_Assignment_. Here is a listing; work out how many of its lines contain the word "label", and state only that number.
———
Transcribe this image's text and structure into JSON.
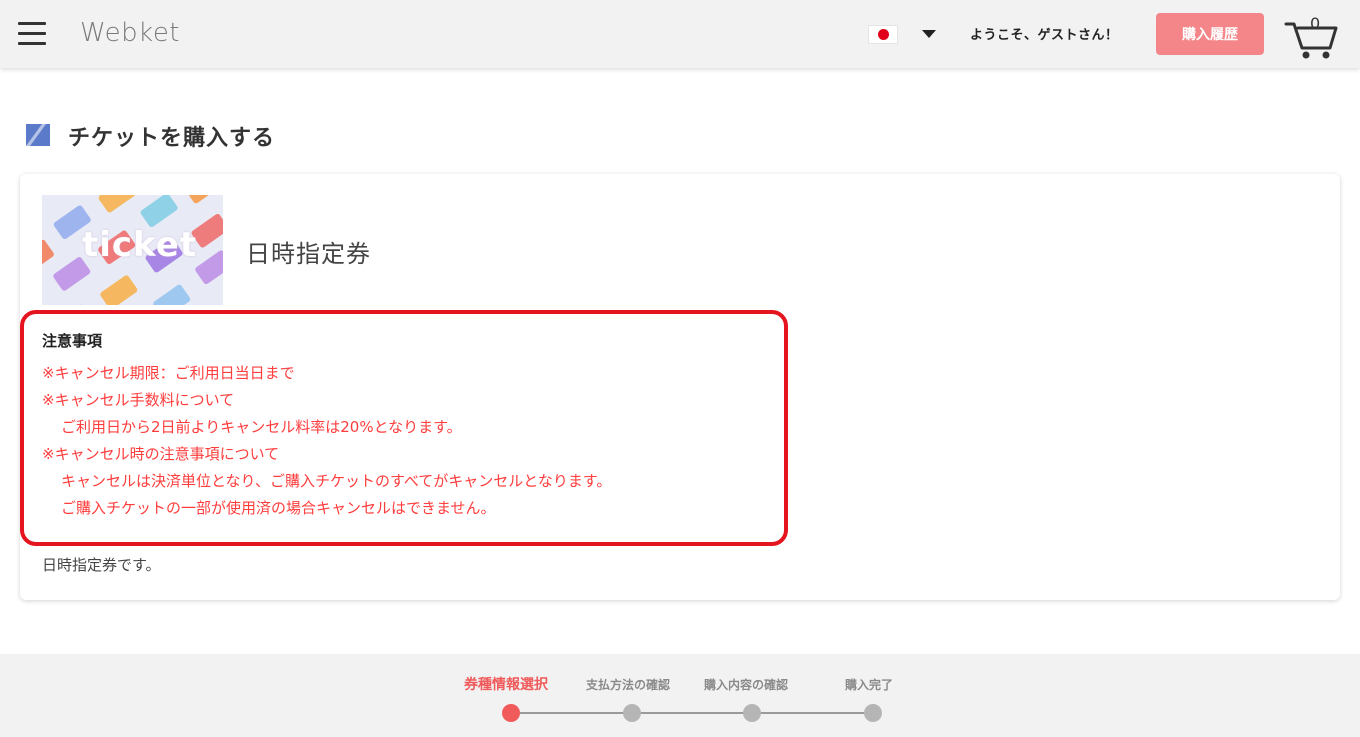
{
  "header": {
    "logo": "Webket",
    "welcome": "ようこそ、ゲストさん！",
    "history_button": "購入履歴",
    "cart_count": "0"
  },
  "page": {
    "title": "チケットを購入する"
  },
  "ticket": {
    "image_text": "ticket",
    "name": "日時指定券",
    "description": "日時指定券です。",
    "notice_heading": "注意事項",
    "notice_lines": [
      "※キャンセル期限：ご利用日当日まで",
      "※キャンセル手数料について",
      "ご利用日から2日前よりキャンセル料率は20%となります。",
      "※キャンセル時の注意事項について",
      "キャンセルは決済単位となり、ご購入チケットのすべてがキャンセルとなります。",
      "ご購入チケットの一部が使用済の場合キャンセルはできません。"
    ]
  },
  "steps": [
    {
      "label": "券種情報選択",
      "active": true
    },
    {
      "label": "支払方法の確認",
      "active": false
    },
    {
      "label": "購入内容の確認",
      "active": false
    },
    {
      "label": "購入完了",
      "active": false
    }
  ],
  "colors": {
    "accent": "#f05a5a",
    "history_button": "#f4868a",
    "notice_border": "#e4151f",
    "notice_text": "#ff3d3d",
    "title_icon": "#5b7ac9"
  }
}
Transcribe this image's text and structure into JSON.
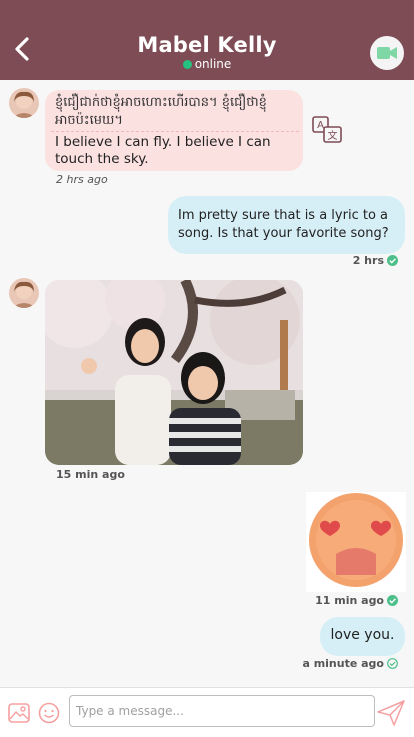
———
_Your solution_. 4